Getting started

For most cyclists, spring and summer riding means minimal—if any—layers. Still, frequent commuters need to be prepared for extremes in weather, especially in the spring. A brisk morning commute might require a base layer, arm warmers and a windbreaker, while the ride home calls for nothing more than shorts and a t-shirt. Though clothing choices are largely a matter of preference and style, a lightweight rain jacket is a handy item that should be tucked away in the corner of every bag or pack. Many experienced commuters prefer baggy shorts and loose-fitting jerseys instead of body-hugging performance clothing.


Apart from a bike, a helmet is the single most important piece of equipment any cyclist owns. Even though bicycling is one of the safest forms of transportation, head injuries account for 75 percent of the nation’s 750 annual bike-related deaths. Yet wearing a properly fitted helmet can prevent 85 percent of head injuries. The Bicycle Helmet Safety Institute advises riders to only use helmets certified by the U.S. Consumer Product Safety Commission. Helmets come in a wide range of styles from sedate urban commuter models to colorful aero-streamed racers.


With their aura of urban chic, messenger bags are very popular. Designed with a single strap to provide couriers lightning-fast access to parcels and packages, they are built for carrying light loads short distances. Cyclists bearing heavier loads on longer rides might want to consider other options, especially if prone to back or neck problems. For overall utility and convenience, nothing beats a backpack. When properly loaded, they are well balanced and easy to carry. Those planning to carry heavier loads should consider packs with sternum and waist straps. These help distribute weight more evenly across the chest and back.

Rack Packs and Panniers

Of course, when carrying a back pack even a mild ride in the heat will leave a big sweat stain on clothing. For riders who don’t want the added heat or inconvenience of wet clothes, bike-mounted options like rack packs or panniers offer another solution. Rack packs are great for getting weight off a rider’s back or toting extra items like rain gear, a sweat shirt, tire-repair tools, etc. Some models come with insulated hard-shell interiors, making it easy to keep perishable food items cool with a couple ice packs. Staples for bike touring and camping, panniers are built for cyclists who need to carry heavy loads. While most commuters try to travel lighter, some circumstances demand carrying more stuff. Panniers offer plenty of cargo capacity and can easily accommodate items like laptop computers and other equipment. As with all packs, riders should take care to balance loads in panniers and not exceed the carrying capacity of their bike rack. Failure to do so can make the bike dangerously unstable and difficult to handle.
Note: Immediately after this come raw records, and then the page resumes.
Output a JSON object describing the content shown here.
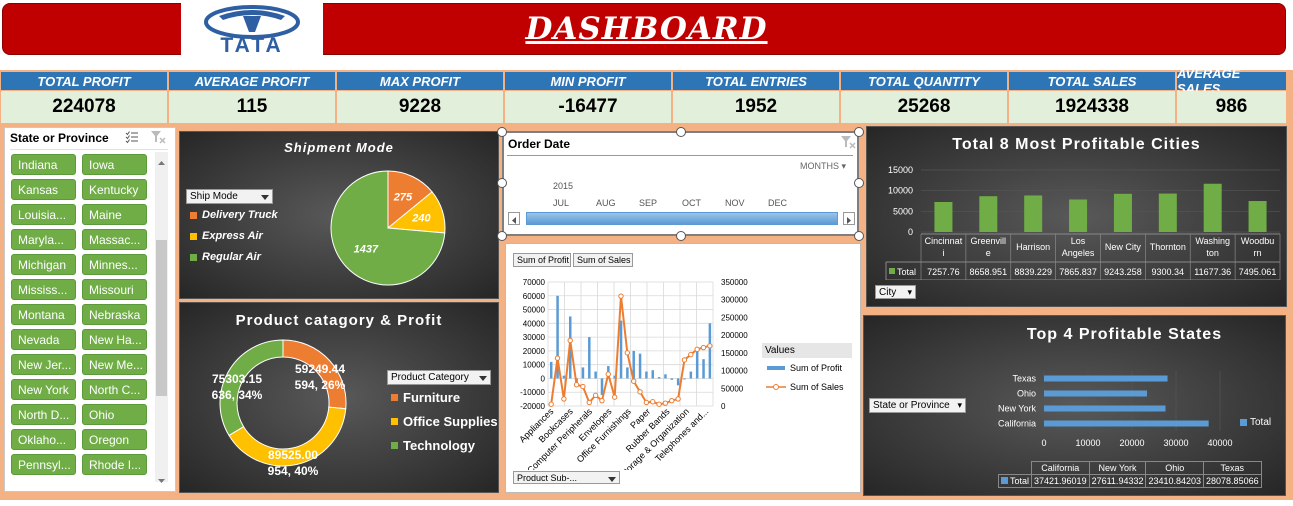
{
  "header": {
    "title": "DASHBOARD",
    "logo_text": "TATA"
  },
  "kpis": [
    {
      "label": "TOTAL PROFIT",
      "value": "224078"
    },
    {
      "label": "AVERAGE PROFIT",
      "value": "115"
    },
    {
      "label": "MAX PROFIT",
      "value": "9228"
    },
    {
      "label": "MIN PROFIT",
      "value": "-16477"
    },
    {
      "label": "TOTAL ENTRIES",
      "value": "1952"
    },
    {
      "label": "TOTAL QUANTITY",
      "value": "25268"
    },
    {
      "label": "TOTAL SALES",
      "value": "1924338"
    },
    {
      "label": "AVERAGE SALES",
      "value": "986"
    }
  ],
  "slicer": {
    "title": "State or Province",
    "items": [
      "Indiana",
      "Iowa",
      "Kansas",
      "Kentucky",
      "Louisia...",
      "Maine",
      "Maryla...",
      "Massac...",
      "Michigan",
      "Minnes...",
      "Mississ...",
      "Missouri",
      "Montana",
      "Nebraska",
      "Nevada",
      "New Ha...",
      "New Jer...",
      "New Me...",
      "New York",
      "North C...",
      "North D...",
      "Ohio",
      "Oklaho...",
      "Oregon",
      "Pennsyl...",
      "Rhode I..."
    ]
  },
  "shipment": {
    "title": "Shipment Mode",
    "filter_label": "Ship Mode",
    "legend": [
      "Delivery Truck",
      "Express Air",
      "Regular Air"
    ],
    "colors": [
      "#ed7d31",
      "#ffc000",
      "#70ad47"
    ]
  },
  "product": {
    "title": "Product catagory & Profit",
    "filter_label": "Product Category",
    "legend": [
      "Furniture",
      "Office Supplies",
      "Technology"
    ],
    "colors": [
      "#ed7d31",
      "#ffc000",
      "#70ad47"
    ],
    "labels": [
      {
        "line1": "59249.44",
        "line2": "594, 26%"
      },
      {
        "line1": "89525.00",
        "line2": "954, 40%"
      },
      {
        "line1": "75303.15",
        "line2": "636, 34%"
      }
    ]
  },
  "timeline": {
    "title": "Order Date",
    "mode": "MONTHS",
    "year": "2015",
    "months": [
      "JUL",
      "AUG",
      "SEP",
      "OCT",
      "NOV",
      "DEC"
    ]
  },
  "combo": {
    "profit_button": "Sum of Profit",
    "sales_button": "Sum of Sales",
    "legend_title": "Values",
    "legend": [
      "Sum of Profit",
      "Sum of Sales"
    ],
    "filter_label": "Product Sub-...",
    "colors": {
      "profit": "#5b9bd5",
      "sales": "#ed7d31"
    }
  },
  "cities": {
    "title": "Total 8 Most Profitable Cities",
    "filter_label": "City",
    "row_label": "Total",
    "names": [
      [
        "Cincinnat",
        "i"
      ],
      [
        "Greenvill",
        "e"
      ],
      [
        "Harrison"
      ],
      [
        "Los",
        "Angeles"
      ],
      [
        "New City"
      ],
      [
        "Thornton"
      ],
      [
        "Washing",
        "ton"
      ],
      [
        "Woodbu",
        "rn"
      ]
    ],
    "values_text": [
      "7257.76",
      "8658.951",
      "8839.229",
      "7865.837",
      "9243.258",
      "9300.34",
      "11677.36",
      "7495.061"
    ],
    "color": "#70ad47"
  },
  "states": {
    "title": "Top 4 Profitable States",
    "filter_label": "State or Province",
    "legend": "Total",
    "row_label": "Total",
    "names": [
      "California",
      "New York",
      "Ohio",
      "Texas"
    ],
    "values_text": [
      "37421.96019",
      "27611.94332",
      "23410.84203",
      "28078.85066"
    ],
    "color": "#5b9bd5"
  },
  "chart_data": [
    {
      "type": "pie",
      "title": "Shipment Mode",
      "categories": [
        "Delivery Truck",
        "Express Air",
        "Regular Air"
      ],
      "values": [
        275,
        240,
        1437
      ]
    },
    {
      "type": "pie",
      "title": "Product catagory & Profit",
      "categories": [
        "Furniture",
        "Office Supplies",
        "Technology"
      ],
      "values": [
        59249.44,
        89525.0,
        75303.15
      ],
      "counts": [
        594,
        954,
        636
      ]
    },
    {
      "type": "bar",
      "title": "Total 8 Most Profitable Cities",
      "categories": [
        "Cincinnati",
        "Greenville",
        "Harrison",
        "Los Angeles",
        "New City",
        "Thornton",
        "Washington",
        "Woodburn"
      ],
      "values": [
        7257.76,
        8658.951,
        8839.229,
        7865.837,
        9243.258,
        9300.34,
        11677.36,
        7495.061
      ],
      "ylim": [
        0,
        15000
      ],
      "yticks": [
        "0",
        "5000",
        "10000",
        "15000"
      ]
    },
    {
      "type": "bar",
      "title": "Top 4 Profitable States",
      "orientation": "horizontal",
      "categories": [
        "California",
        "New York",
        "Ohio",
        "Texas"
      ],
      "values": [
        37421.96019,
        27611.94332,
        23410.84203,
        28078.85066
      ],
      "xlim": [
        0,
        40000
      ],
      "xticks": [
        "0",
        "10000",
        "20000",
        "30000",
        "40000"
      ]
    },
    {
      "type": "line",
      "categories": [
        "Appliances",
        "Bookcases",
        "Computer Peripherals",
        "Envelopes",
        "Office Furnishings",
        "Paper",
        "Rubber Bands",
        "Storage & Organization",
        "Telephones and..."
      ],
      "series": [
        {
          "name": "Sum of Profit",
          "values": [
            12000,
            60000,
            2000,
            45000,
            -3000,
            8000,
            30000,
            5000,
            -12000,
            9000,
            2000,
            42000,
            8000,
            20000,
            18000,
            5000,
            6000,
            1000,
            3000,
            -1000,
            -5000,
            0,
            5000,
            22000,
            14000,
            40000
          ]
        },
        {
          "name": "Sum of Sales",
          "values": [
            5000,
            135000,
            20000,
            185000,
            60000,
            55000,
            10000,
            30000,
            15000,
            90000,
            25000,
            310000,
            150000,
            70000,
            40000,
            10000,
            12000,
            5000,
            8000,
            15000,
            20000,
            130000,
            145000,
            160000,
            165000,
            170000
          ]
        }
      ],
      "ylim_left": [
        -20000,
        70000
      ],
      "ylim_right": [
        0,
        350000
      ],
      "yticks_left": [
        "-20000",
        "-10000",
        "0",
        "10000",
        "20000",
        "30000",
        "40000",
        "50000",
        "60000",
        "70000"
      ],
      "yticks_right": [
        "0",
        "50000",
        "100000",
        "150000",
        "200000",
        "250000",
        "300000",
        "350000"
      ],
      "xticks": [
        "Appliances",
        "Bookcases",
        "Computer Peripherals",
        "Envelopes",
        "Office Furnishings",
        "Paper",
        "Rubber Bands",
        "Storage & Organization",
        "Telephones and..."
      ]
    }
  ]
}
As the days lengthen through spring and summer, lighting becomes less critical for riders. Still, it is important to maintain high visibility, especially when riding at dawn, dusk or in foul weather. A small headlight and blinking rear reflector light should be standard issue for all commuters. Helmet-mounted units provide an added level of visibility. In fact some helmets come equipped with built-in blinkers. Lightweight LED systems make bikes highly visible to motorists without bogging riders down with heavy batteries. Garments with reflective patches and stripes also effectively get the attention of motorists.

Saturday, May 3, 2008

Gary Fisher Super Fly

We have two more Gary Fisher Super Flys in stock. 17.5" and a 19"